[Data extracted from a collection]
+ + + + + + +

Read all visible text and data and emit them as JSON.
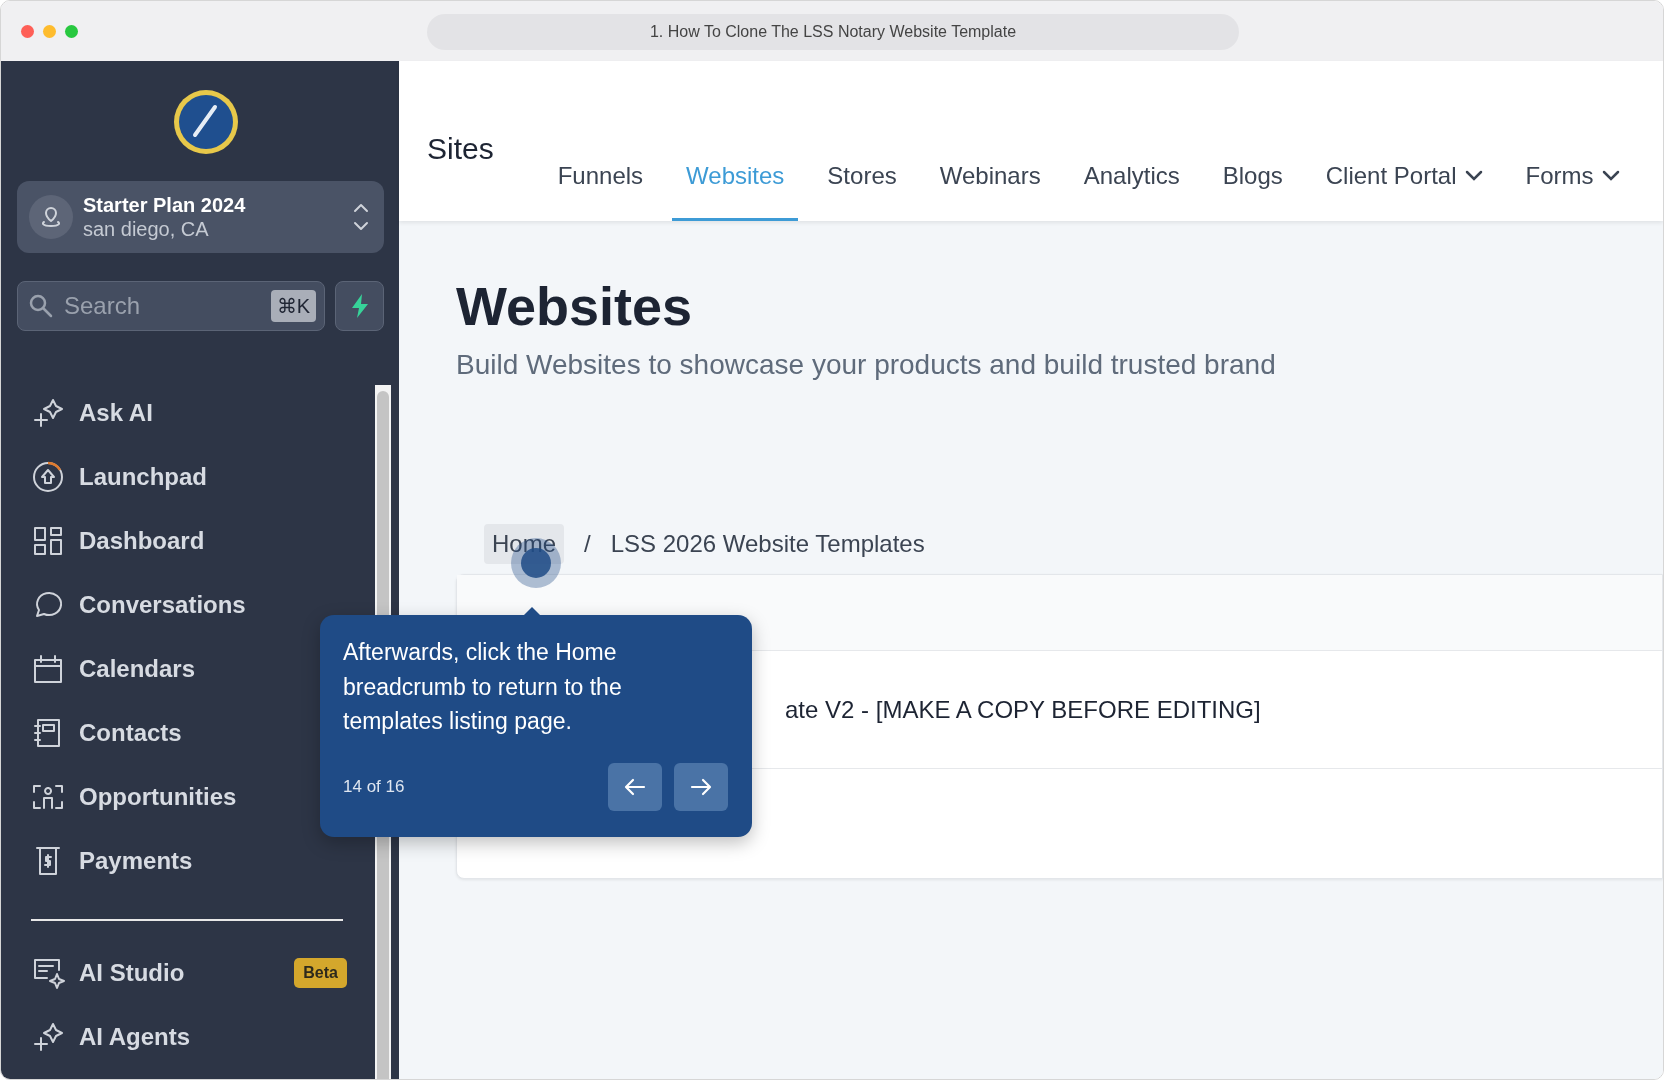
{
  "window": {
    "title": "1. How To Clone The LSS Notary Website Template"
  },
  "sidebar": {
    "account": {
      "name": "Starter Plan 2024",
      "location": "san diego, CA"
    },
    "search": {
      "placeholder": "Search",
      "shortcut": "⌘K"
    },
    "items": [
      {
        "label": "Ask AI"
      },
      {
        "label": "Launchpad"
      },
      {
        "label": "Dashboard"
      },
      {
        "label": "Conversations"
      },
      {
        "label": "Calendars"
      },
      {
        "label": "Contacts"
      },
      {
        "label": "Opportunities"
      },
      {
        "label": "Payments"
      }
    ],
    "items_bottom": [
      {
        "label": "AI Studio",
        "badge": "Beta"
      },
      {
        "label": "AI Agents"
      }
    ]
  },
  "top_nav": {
    "title": "Sites",
    "tabs": [
      {
        "label": "Funnels",
        "selected": false,
        "dropdown": false
      },
      {
        "label": "Websites",
        "selected": true,
        "dropdown": false
      },
      {
        "label": "Stores",
        "selected": false,
        "dropdown": false
      },
      {
        "label": "Webinars",
        "selected": false,
        "dropdown": false
      },
      {
        "label": "Analytics",
        "selected": false,
        "dropdown": false
      },
      {
        "label": "Blogs",
        "selected": false,
        "dropdown": false
      },
      {
        "label": "Client Portal",
        "selected": false,
        "dropdown": true
      },
      {
        "label": "Forms",
        "selected": false,
        "dropdown": true
      }
    ]
  },
  "page": {
    "title": "Websites",
    "subtitle": "Build Websites to showcase your products and build trusted brand",
    "breadcrumb": [
      {
        "label": "Home"
      },
      {
        "label": "LSS 2026 Website Templates"
      }
    ],
    "breadcrumb_separator": "/",
    "table": {
      "rows": [
        {
          "name": "ate V2 - [MAKE A COPY BEFORE EDITING]"
        }
      ]
    }
  },
  "tour": {
    "text": "Afterwards, click the Home breadcrumb to return to the templates listing page.",
    "step": "14 of 16",
    "buttons": [
      {
        "kind": "back"
      },
      {
        "kind": "next"
      }
    ]
  }
}
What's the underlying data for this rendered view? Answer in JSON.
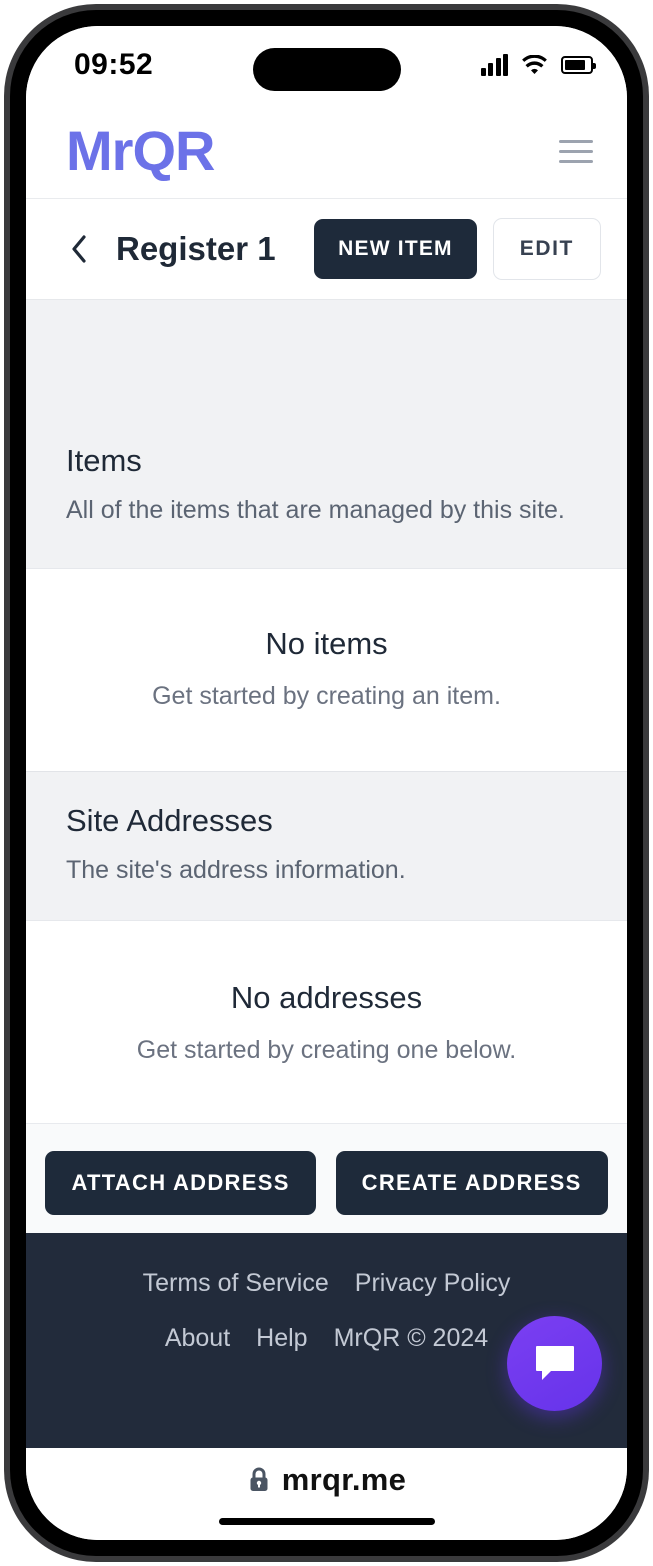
{
  "status_bar": {
    "time": "09:52",
    "signal_icon": "cellular-signal-icon",
    "wifi_icon": "wifi-icon",
    "battery_icon": "battery-icon"
  },
  "app_header": {
    "brand": "MrQR",
    "menu_icon": "hamburger-menu-icon"
  },
  "title_bar": {
    "back_icon": "chevron-left-icon",
    "title": "Register 1",
    "new_item_label": "NEW ITEM",
    "edit_label": "EDIT"
  },
  "items_section": {
    "title": "Items",
    "subtitle": "All of the items that are managed by this site.",
    "empty_title": "No items",
    "empty_subtitle": "Get started by creating an item."
  },
  "addresses_section": {
    "title": "Site Addresses",
    "subtitle": "The site's address information.",
    "empty_title": "No addresses",
    "empty_subtitle": "Get started by creating one below.",
    "attach_label": "ATTACH ADDRESS",
    "create_label": "CREATE ADDRESS"
  },
  "footer": {
    "terms_label": "Terms of Service",
    "privacy_label": "Privacy Policy",
    "about_label": "About",
    "help_label": "Help",
    "copyright": "MrQR © 2024",
    "chat_icon": "chat-bubble-icon"
  },
  "browser": {
    "lock_icon": "lock-icon",
    "url": "mrqr.me"
  },
  "colors": {
    "brand": "#6C72E8",
    "dark_button": "#1e2a3a",
    "footer_bg": "#222b3b",
    "section_bg": "#f1f2f4",
    "chat_fab": "#6633ea"
  }
}
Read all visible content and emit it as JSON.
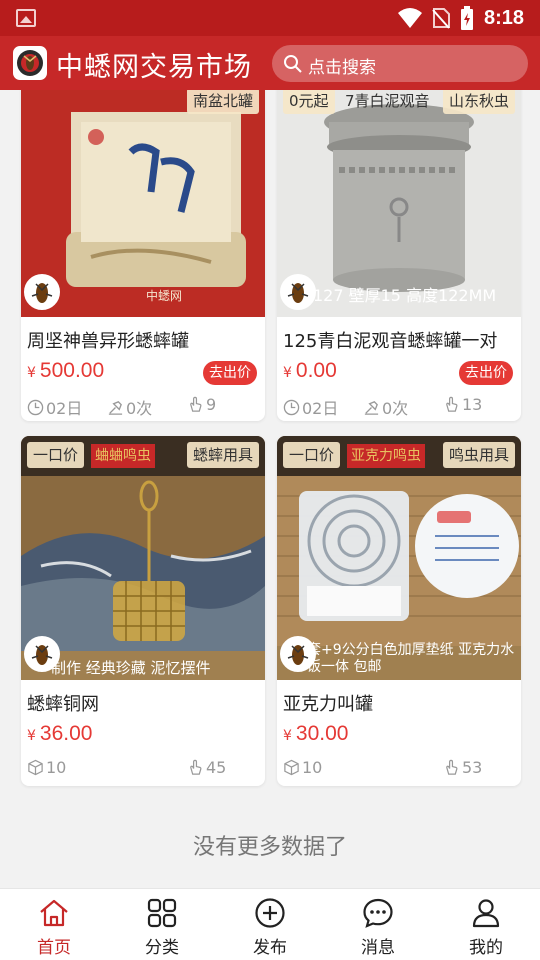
{
  "status_bar": {
    "time": "8:18"
  },
  "app": {
    "title": "中蟋网交易市场",
    "search_placeholder": "点击搜索"
  },
  "colors": {
    "brand": "#c62828",
    "price": "#e53935",
    "muted": "#999999"
  },
  "products": [
    {
      "tag_left": "",
      "tag_right": "南盆北罐",
      "image_caption": "中蟋网",
      "title": "周坚神兽异形蟋蟀罐",
      "currency": "¥",
      "price": "500.00",
      "bid_label": "去出价",
      "meta": [
        {
          "icon": "clock-icon",
          "value": "02日"
        },
        {
          "icon": "hammer-icon",
          "value": "0次"
        },
        {
          "icon": "hand-pointer-icon",
          "value": "9"
        }
      ]
    },
    {
      "tag_left": "0元起",
      "tag_center": "7青白泥观音",
      "tag_right": "山东秋虫",
      "image_caption": "127 壁厚15 高度122MM",
      "title": "125青白泥观音蟋蟀罐一对",
      "currency": "¥",
      "price": "0.00",
      "bid_label": "去出价",
      "meta": [
        {
          "icon": "clock-icon",
          "value": "02日"
        },
        {
          "icon": "hammer-icon",
          "value": "0次"
        },
        {
          "icon": "hand-pointer-icon",
          "value": "13"
        }
      ]
    },
    {
      "tag_left": "一口价",
      "tag_center": "蛐蛐鸣虫",
      "tag_right": "蟋蟀用具",
      "image_caption": "制作 经典珍藏 泥忆摆件",
      "title": "蟋蟀铜网",
      "currency": "¥",
      "price": "36.00",
      "meta": [
        {
          "icon": "box-icon",
          "value": "10"
        },
        {
          "icon": "hand-pointer-icon",
          "value": "45"
        }
      ]
    },
    {
      "tag_left": "一口价",
      "tag_center": "亚克力鸣虫",
      "tag_right": "鸣虫用具",
      "image_caption": "套+9公分白色加厚垫纸 亚克力水饭一体 包邮",
      "title": "亚克力叫罐",
      "currency": "¥",
      "price": "30.00",
      "meta": [
        {
          "icon": "box-icon",
          "value": "10"
        },
        {
          "icon": "hand-pointer-icon",
          "value": "53"
        }
      ]
    }
  ],
  "footer_text": "没有更多数据了",
  "tabs": [
    {
      "label": "首页",
      "icon": "home-icon",
      "active": true
    },
    {
      "label": "分类",
      "icon": "grid-icon",
      "active": false
    },
    {
      "label": "发布",
      "icon": "plus-circle-icon",
      "active": false
    },
    {
      "label": "消息",
      "icon": "chat-icon",
      "active": false
    },
    {
      "label": "我的",
      "icon": "user-icon",
      "active": false
    }
  ]
}
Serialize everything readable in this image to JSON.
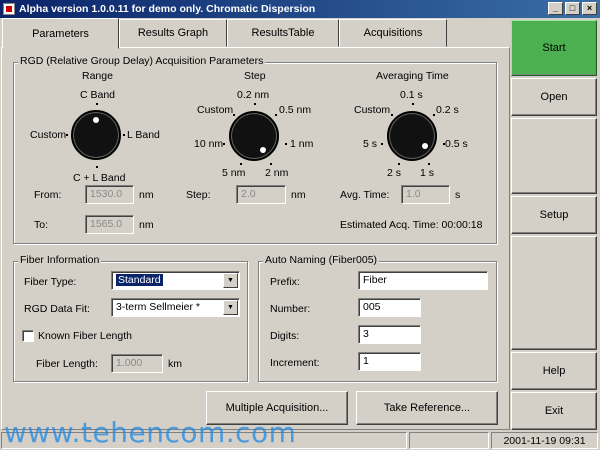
{
  "window": {
    "title": "Alpha version 1.0.0.11 for demo only.  Chromatic Dispersion",
    "min_glyph": "_",
    "max_glyph": "□",
    "close_glyph": "×"
  },
  "tabs": [
    {
      "label": "Parameters",
      "active": true
    },
    {
      "label": "Results Graph",
      "active": false
    },
    {
      "label": "ResultsTable",
      "active": false
    },
    {
      "label": "Acquisitions",
      "active": false
    }
  ],
  "rgd": {
    "title": "RGD (Relative Group Delay) Acquisition Parameters",
    "range": {
      "heading": "Range",
      "top": "C Band",
      "left": "Custom",
      "right": "L Band",
      "bottom": "C + L Band",
      "from_label": "From:",
      "from_value": "1530.0",
      "from_unit": "nm",
      "to_label": "To:",
      "to_value": "1565.0",
      "to_unit": "nm"
    },
    "step": {
      "heading": "Step",
      "top": "0.2 nm",
      "top_left": "Custom",
      "top_right": "0.5 nm",
      "left": "10 nm",
      "right": "1 nm",
      "bottom_left": "5 nm",
      "bottom_right": "2 nm",
      "step_label": "Step:",
      "step_value": "2.0",
      "step_unit": "nm"
    },
    "averaging": {
      "heading": "Averaging Time",
      "top": "0.1 s",
      "top_left": "Custom",
      "top_right": "0.2 s",
      "left": "5 s",
      "right": "0.5 s",
      "bottom_left": "2 s",
      "bottom_right": "1 s",
      "avg_label": "Avg. Time:",
      "avg_value": "1.0",
      "avg_unit": "s",
      "estimated": "Estimated Acq. Time:  00:00:18"
    }
  },
  "fiber": {
    "title": "Fiber Information",
    "type_label": "Fiber Type:",
    "type_value": "Standard",
    "fit_label": "RGD Data Fit:",
    "fit_value": "3-term Sellmeier *",
    "known_length_label": "Known Fiber Length",
    "length_label": "Fiber Length:",
    "length_value": "1.000",
    "length_unit": "km"
  },
  "naming": {
    "title": "Auto Naming (Fiber005)",
    "prefix_label": "Prefix:",
    "prefix_value": "Fiber",
    "number_label": "Number:",
    "number_value": "005",
    "digits_label": "Digits:",
    "digits_value": "3",
    "increment_label": "Increment:",
    "increment_value": "1"
  },
  "buttons": {
    "multiple": "Multiple Acquisition...",
    "reference": "Take Reference..."
  },
  "side": {
    "start": "Start",
    "open": "Open",
    "setup": "Setup",
    "help": "Help",
    "exit": "Exit"
  },
  "status": {
    "datetime": "2001-11-19 09:31"
  },
  "watermark": "www.tehencom.com",
  "colors": {
    "start_green": "#4caf50",
    "titlebar": "#0a246a",
    "selection": "#0a246a",
    "watermark": "#1e88e5"
  }
}
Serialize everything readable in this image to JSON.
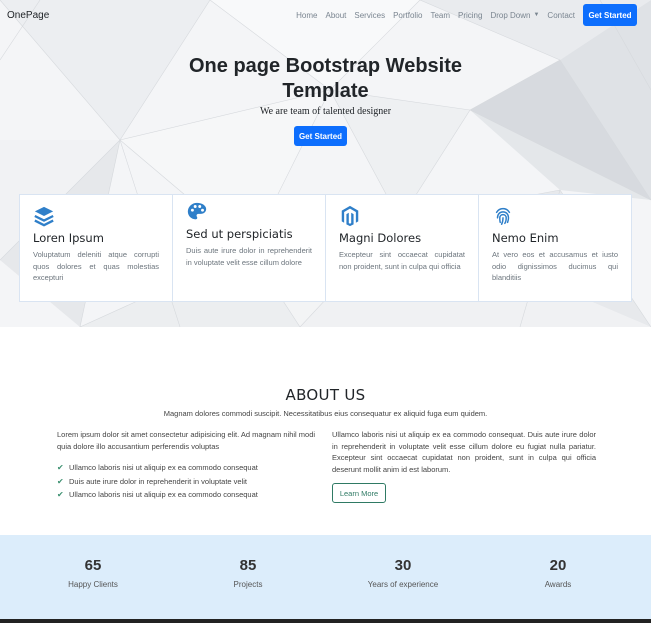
{
  "nav": {
    "brand": "OnePage",
    "items": [
      "Home",
      "About",
      "Services",
      "Portfolio",
      "Team",
      "Pricing",
      "Drop Down",
      "Contact"
    ],
    "cta": "Get Started"
  },
  "hero": {
    "title_line1": "One page Bootstrap Website",
    "title_line2": "Template",
    "subtitle": "We are team of talented designer",
    "cta": "Get Started"
  },
  "features": [
    {
      "icon": "layers-icon",
      "title": "Loren Ipsum",
      "text": "Voluptatum deleniti atque corrupti quos dolores et quas molestias excepturi"
    },
    {
      "icon": "palette-icon",
      "title": "Sed ut perspiciatis",
      "text": "Duis aute irure dolor in reprehenderit in voluptate velit esse cillum dolore"
    },
    {
      "icon": "magento-icon",
      "title": "Magni Dolores",
      "text": "Excepteur sint occaecat cupidatat non proident, sunt in culpa qui officia"
    },
    {
      "icon": "fingerprint-icon",
      "title": "Nemo Enim",
      "text": "At vero eos et accusamus et iusto odio dignissimos ducimus qui blanditiis"
    }
  ],
  "about": {
    "title": "ABOUT US",
    "description": "Magnam dolores commodi suscipit. Necessitatibus eius consequatur ex aliquid fuga eum quidem.",
    "left_text": "Lorem ipsum dolor sit amet consectetur adipisicing elit. Ad magnam nihil modi quia dolore illo accusantium perferendis voluptas",
    "list": [
      "Ullamco laboris nisi ut aliquip ex ea commodo consequat",
      "Duis aute irure dolor in reprehenderit in voluptate velit",
      "Ullamco laboris nisi ut aliquip ex ea commodo consequat"
    ],
    "right_text": "Ullamco laboris nisi ut aliquip ex ea commodo consequat. Duis aute irure dolor in reprehenderit in voluptate velit esse cillum dolore eu fugiat nulla pariatur. Excepteur sint occaecat cupidatat non proident, sunt in culpa qui officia deserunt mollit anim id est laborum.",
    "button": "Learn More"
  },
  "stats": [
    {
      "value": "65",
      "label": "Happy Clients"
    },
    {
      "value": "85",
      "label": "Projects"
    },
    {
      "value": "30",
      "label": "Years of experience"
    },
    {
      "value": "20",
      "label": "Awards"
    }
  ],
  "colors": {
    "primary": "#0d6efd",
    "icon_blue": "#2f7fc9",
    "accent_green": "#2f7a64",
    "stats_bg": "#dcedfb"
  }
}
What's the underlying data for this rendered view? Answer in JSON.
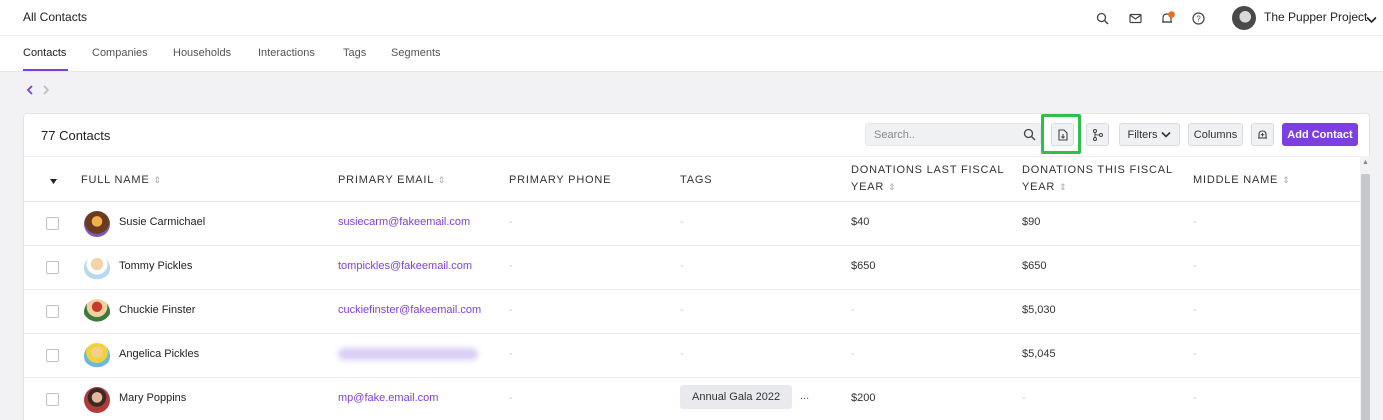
{
  "topbar": {
    "page_title": "All Contacts",
    "org_name": "The Pupper Project",
    "icons": [
      "search-icon",
      "mail-icon",
      "bell-icon",
      "help-icon",
      "chevron-down-icon"
    ],
    "notification_color": "#f26a1b"
  },
  "tabs": [
    "Contacts",
    "Companies",
    "Households",
    "Interactions",
    "Tags",
    "Segments"
  ],
  "card": {
    "count_label": "77 Contacts",
    "search_placeholder": "Search..",
    "filters_label": "Filters",
    "columns_label": "Columns",
    "add_label": "Add Contact"
  },
  "columns": {
    "full_name": "FULL NAME",
    "primary_email": "PRIMARY EMAIL",
    "primary_phone": "PRIMARY PHONE",
    "tags": "TAGS",
    "donations_last_1": "DONATIONS LAST FISCAL",
    "donations_last_2": "YEAR",
    "donations_this_1": "DONATIONS THIS FISCAL",
    "donations_this_2": "YEAR",
    "middle_name": "MIDDLE NAME",
    "sort_glyph": "⇕"
  },
  "rows": [
    {
      "name": "Susie Carmichael",
      "email": "susiecarm@fakeemail.com",
      "phone": "-",
      "tags": "-",
      "last": "$40",
      "this": "$90",
      "middle": "-"
    },
    {
      "name": "Tommy Pickles",
      "email": "tompickles@fakeemail.com",
      "phone": "-",
      "tags": "-",
      "last": "$650",
      "this": "$650",
      "middle": "-"
    },
    {
      "name": "Chuckie Finster",
      "email": "cuckiefinster@fakeemail.com",
      "phone": "-",
      "tags": "-",
      "last": "-",
      "this": "$5,030",
      "middle": "-"
    },
    {
      "name": "Angelica Pickles",
      "email": "",
      "phone": "-",
      "tags": "-",
      "last": "-",
      "this": "$5,045",
      "middle": "-"
    },
    {
      "name": "Mary Poppins",
      "email": "mp@fake.email.com",
      "phone": "-",
      "tags": "Annual Gala 2022",
      "tags_more": "...",
      "last": "$200",
      "this": "-",
      "middle": "-"
    }
  ],
  "colors": {
    "accent": "#7b3fe4",
    "highlight": "#2ec04a"
  }
}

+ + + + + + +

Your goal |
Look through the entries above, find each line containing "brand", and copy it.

Exercise solution |
    "subtitle": "Build Websites to showcase your products and build trusted brand",
    "brand": "MrQR",
    "brand": "#6C72E8",
    "brand": "#c62828",
    "brand": "OnePage",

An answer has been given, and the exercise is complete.